[Data about app and page elements]
+ + + + +

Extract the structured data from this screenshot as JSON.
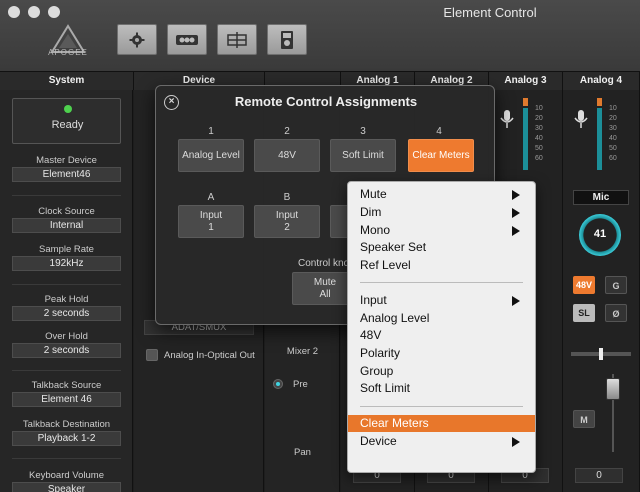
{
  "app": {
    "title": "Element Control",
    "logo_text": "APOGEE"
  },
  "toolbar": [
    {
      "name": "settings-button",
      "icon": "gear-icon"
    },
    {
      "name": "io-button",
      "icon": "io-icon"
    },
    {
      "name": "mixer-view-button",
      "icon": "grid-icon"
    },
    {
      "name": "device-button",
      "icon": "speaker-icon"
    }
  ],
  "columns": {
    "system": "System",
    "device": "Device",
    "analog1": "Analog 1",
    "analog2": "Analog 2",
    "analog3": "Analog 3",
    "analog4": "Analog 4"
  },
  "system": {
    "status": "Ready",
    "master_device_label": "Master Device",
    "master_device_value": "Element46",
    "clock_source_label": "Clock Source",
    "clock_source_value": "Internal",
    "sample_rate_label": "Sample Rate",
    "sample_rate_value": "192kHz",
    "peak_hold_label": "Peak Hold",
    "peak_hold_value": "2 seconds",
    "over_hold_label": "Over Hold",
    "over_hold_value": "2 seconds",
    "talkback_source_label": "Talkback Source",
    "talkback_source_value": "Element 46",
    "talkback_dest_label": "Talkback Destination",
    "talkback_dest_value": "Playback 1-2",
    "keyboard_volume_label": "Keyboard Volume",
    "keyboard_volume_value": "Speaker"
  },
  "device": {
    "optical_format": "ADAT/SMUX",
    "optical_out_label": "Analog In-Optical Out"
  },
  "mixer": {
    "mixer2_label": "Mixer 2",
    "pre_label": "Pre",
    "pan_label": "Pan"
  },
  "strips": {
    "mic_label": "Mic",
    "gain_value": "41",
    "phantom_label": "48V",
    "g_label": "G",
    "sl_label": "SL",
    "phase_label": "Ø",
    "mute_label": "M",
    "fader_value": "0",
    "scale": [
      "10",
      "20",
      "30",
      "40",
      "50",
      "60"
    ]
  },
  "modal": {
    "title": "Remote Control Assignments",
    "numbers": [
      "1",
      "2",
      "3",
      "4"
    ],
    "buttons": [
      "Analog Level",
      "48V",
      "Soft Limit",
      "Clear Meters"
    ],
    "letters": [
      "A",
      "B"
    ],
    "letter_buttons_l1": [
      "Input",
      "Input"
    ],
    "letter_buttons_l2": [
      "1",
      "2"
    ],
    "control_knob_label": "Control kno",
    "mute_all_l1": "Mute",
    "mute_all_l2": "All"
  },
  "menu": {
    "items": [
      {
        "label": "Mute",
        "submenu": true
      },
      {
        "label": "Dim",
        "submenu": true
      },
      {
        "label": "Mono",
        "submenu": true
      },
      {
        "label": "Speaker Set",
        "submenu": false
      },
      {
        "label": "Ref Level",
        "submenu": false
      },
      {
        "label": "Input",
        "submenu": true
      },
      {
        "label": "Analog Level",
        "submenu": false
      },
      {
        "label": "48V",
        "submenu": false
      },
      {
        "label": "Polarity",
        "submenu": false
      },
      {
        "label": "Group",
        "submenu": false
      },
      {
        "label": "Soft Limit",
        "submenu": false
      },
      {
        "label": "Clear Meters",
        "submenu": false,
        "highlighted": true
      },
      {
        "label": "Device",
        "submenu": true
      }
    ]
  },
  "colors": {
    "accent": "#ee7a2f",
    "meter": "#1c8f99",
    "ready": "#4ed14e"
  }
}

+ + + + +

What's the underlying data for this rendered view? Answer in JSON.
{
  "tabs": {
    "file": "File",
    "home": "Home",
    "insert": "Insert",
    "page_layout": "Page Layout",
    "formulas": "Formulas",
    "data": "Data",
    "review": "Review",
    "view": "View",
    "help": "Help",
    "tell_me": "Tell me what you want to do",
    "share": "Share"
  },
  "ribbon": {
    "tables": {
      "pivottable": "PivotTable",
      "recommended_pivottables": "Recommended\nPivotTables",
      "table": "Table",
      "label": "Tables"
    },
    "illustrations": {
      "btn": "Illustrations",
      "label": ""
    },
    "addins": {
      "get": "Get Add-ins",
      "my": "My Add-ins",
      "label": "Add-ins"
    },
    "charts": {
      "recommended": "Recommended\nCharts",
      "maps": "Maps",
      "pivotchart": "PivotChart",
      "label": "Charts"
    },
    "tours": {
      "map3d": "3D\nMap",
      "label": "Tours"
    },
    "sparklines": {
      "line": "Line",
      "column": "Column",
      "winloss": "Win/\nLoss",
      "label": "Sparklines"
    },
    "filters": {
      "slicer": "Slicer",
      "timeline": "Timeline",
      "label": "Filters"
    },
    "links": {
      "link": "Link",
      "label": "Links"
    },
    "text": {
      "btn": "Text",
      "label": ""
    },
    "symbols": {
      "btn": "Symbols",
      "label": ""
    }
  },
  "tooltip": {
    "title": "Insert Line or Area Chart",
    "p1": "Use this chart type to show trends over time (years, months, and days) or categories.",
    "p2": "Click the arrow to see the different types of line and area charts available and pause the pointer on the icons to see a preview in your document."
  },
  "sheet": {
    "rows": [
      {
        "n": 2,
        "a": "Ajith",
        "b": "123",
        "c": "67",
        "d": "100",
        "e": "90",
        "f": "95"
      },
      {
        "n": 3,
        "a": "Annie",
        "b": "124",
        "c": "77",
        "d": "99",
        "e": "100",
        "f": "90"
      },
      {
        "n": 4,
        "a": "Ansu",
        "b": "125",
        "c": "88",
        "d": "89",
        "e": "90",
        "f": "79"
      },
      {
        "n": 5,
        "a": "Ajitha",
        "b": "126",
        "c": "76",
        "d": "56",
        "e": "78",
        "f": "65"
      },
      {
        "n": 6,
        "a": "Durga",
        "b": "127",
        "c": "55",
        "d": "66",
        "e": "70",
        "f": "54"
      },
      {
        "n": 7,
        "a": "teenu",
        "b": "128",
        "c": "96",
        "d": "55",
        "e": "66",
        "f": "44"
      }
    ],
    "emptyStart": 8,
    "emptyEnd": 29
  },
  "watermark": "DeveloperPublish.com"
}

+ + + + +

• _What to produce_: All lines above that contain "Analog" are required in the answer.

• _Answer to this problem_:
    "analog1": "Analog 1",
    "analog2": "Analog 2",
    "analog3": "Analog 3",
    "analog4": "Analog 4"
    "optical_out_label": "Analog In-Optical Out"
      "Analog Level",
        "label": "Analog Level",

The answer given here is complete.